In a fast-changing world beset by unpredictable climate conditions, farmers cannot afford to ignore new technology. Researchers in Australia are developing an online virtual world program to share information about climate change and more sustainable farming techniques for sugar cane growers. As VOA's Zlatica Hoke reports, the idea is to create a wider support network for farmers.
Video

Video Airline Expert: Missile will Show Signature on Debris

The debris field from Malaysia Airlines Flight 17 is spread over a 21-kilometer radius in eastern Ukraine. It is expected to take investigators months to sort through the airplane pieces to learn about the missile that brought down the jetliner and who fired it. VOAs Carolyn Presutti explains how this work will be done.
Video

Video Treatment for Childhood Epilepsy Heats up Medical Marijuana Debate

In the United States, marijuana is classed as an illegal drug by the federal government. But nearly half the states have legalized it, to some degree. Proponents say some strains of marijuana might have exceptional health benefits, for treating pain or inflammation in chronic conditions such as cancer, multiple sclerosis and epilepsy. Shelley Schlender reports on a strain of medical marijuana developed in Colorado that is reputed to reduce seizures in childhood epilepsy
Video

Video Airbus Adds Metal 3D Printed Parts to New Jets

By the end of this year, European aircraft manufacturing consortium Airbus plans to deliver the first of its new, extra-wide-body passenger jets, the A350-XWB. Among other technological innovations, the new plane will also incorporate metal parts made in a 3-D printer. VOA's George Putic has more.
Video

Video AIDS Conference Welcomes Exciting Developments in HIV Treatment, Prevention
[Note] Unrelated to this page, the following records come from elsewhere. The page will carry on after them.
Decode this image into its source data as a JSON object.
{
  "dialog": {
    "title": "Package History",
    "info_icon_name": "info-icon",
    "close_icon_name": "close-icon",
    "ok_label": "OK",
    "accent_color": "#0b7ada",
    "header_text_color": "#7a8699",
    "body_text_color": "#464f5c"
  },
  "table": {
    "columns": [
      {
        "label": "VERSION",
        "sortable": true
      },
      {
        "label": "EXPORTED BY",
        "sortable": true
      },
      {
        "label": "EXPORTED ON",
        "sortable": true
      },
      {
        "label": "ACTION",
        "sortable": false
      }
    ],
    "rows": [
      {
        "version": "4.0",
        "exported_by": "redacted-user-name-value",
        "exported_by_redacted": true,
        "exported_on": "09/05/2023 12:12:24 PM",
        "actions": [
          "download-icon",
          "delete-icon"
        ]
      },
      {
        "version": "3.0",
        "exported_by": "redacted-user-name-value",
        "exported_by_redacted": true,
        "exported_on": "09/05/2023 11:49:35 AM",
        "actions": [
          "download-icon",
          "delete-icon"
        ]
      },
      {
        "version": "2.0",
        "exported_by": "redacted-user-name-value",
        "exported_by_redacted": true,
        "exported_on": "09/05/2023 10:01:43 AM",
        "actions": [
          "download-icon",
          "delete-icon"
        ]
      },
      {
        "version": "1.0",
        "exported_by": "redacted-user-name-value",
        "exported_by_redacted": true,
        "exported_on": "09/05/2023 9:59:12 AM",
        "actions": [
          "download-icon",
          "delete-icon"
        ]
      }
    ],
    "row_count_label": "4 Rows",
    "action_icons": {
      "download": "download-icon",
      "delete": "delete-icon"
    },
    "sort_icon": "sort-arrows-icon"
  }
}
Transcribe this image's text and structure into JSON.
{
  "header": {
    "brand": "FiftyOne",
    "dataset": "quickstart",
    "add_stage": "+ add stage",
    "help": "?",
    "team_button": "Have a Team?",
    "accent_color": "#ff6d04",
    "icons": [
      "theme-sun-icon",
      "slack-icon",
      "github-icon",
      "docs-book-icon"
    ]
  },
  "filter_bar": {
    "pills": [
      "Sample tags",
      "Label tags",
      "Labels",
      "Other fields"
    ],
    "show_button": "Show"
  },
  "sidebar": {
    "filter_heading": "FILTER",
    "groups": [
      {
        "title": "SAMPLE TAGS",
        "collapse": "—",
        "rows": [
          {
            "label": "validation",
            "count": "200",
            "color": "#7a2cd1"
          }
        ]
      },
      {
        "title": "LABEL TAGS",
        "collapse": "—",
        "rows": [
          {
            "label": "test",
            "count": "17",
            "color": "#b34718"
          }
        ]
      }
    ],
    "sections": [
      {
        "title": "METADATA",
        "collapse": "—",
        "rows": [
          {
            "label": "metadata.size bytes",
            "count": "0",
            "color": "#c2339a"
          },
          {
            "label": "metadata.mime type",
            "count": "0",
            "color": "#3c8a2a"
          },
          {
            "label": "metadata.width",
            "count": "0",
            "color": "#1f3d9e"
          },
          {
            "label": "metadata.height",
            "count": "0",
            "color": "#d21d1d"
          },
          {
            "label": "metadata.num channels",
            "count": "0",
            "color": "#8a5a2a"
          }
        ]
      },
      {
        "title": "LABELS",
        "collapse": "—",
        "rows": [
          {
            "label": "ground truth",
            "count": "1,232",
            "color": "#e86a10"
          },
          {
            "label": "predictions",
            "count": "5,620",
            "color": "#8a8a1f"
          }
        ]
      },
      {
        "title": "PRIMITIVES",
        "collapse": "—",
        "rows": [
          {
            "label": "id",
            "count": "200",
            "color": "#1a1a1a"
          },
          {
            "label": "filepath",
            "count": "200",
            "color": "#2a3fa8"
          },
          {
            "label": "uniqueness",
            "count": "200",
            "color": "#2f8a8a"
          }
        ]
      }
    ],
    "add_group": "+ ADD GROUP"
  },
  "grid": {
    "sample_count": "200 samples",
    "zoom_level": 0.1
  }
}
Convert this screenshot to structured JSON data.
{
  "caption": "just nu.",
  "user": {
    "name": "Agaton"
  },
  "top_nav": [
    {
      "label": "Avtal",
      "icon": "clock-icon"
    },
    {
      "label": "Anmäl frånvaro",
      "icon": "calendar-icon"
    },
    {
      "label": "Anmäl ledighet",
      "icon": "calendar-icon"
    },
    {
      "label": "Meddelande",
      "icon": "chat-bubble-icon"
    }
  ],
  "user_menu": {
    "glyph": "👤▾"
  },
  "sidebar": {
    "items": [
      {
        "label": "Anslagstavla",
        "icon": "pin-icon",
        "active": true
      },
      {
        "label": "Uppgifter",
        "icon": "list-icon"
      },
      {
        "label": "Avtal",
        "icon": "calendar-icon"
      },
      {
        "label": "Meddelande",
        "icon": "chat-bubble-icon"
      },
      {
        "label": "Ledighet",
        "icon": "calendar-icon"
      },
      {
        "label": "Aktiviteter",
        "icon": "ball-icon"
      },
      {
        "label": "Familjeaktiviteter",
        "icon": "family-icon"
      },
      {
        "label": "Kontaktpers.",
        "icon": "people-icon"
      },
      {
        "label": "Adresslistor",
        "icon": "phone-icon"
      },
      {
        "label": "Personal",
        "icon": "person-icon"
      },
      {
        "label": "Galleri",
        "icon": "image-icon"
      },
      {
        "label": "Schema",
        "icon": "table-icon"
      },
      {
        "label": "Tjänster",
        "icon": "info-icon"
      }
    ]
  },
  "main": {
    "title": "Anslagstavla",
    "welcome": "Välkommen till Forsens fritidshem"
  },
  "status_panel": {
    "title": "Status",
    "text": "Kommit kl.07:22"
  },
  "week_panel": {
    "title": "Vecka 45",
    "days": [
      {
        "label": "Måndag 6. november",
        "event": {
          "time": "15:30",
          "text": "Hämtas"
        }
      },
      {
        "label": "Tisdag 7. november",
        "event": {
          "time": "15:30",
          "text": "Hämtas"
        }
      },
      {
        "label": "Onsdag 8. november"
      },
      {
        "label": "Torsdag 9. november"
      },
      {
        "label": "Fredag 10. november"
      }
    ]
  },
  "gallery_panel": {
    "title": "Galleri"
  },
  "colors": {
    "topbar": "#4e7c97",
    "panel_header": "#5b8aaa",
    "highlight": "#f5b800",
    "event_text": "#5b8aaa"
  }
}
Significant strides have been made in recent years toward the treatment and prevention of HIV, the virus that causes AIDS. This year, at the International AIDS Conference, the AIDS community welcomed progress on a new pill that may prevent transmission of the deadly virus. VOA’s Anita Powell reports from Melbourne, Australia.
Video

Video IAEA: Iran Turns its Enriched Uranium Into Less Harmful Form

Iran has converted its stockpiles of enriched uranium into a less dangerous form that is more difficult to use for nuclear weapons, according to the United Nations’ Atomic Energy Agency. The move complies with an interim deal reached with Western powers on Iran's nuclear program last year, in exchange for easing of sanctions. Henry Ridgwell reports for VOA from London.

AppleAndroid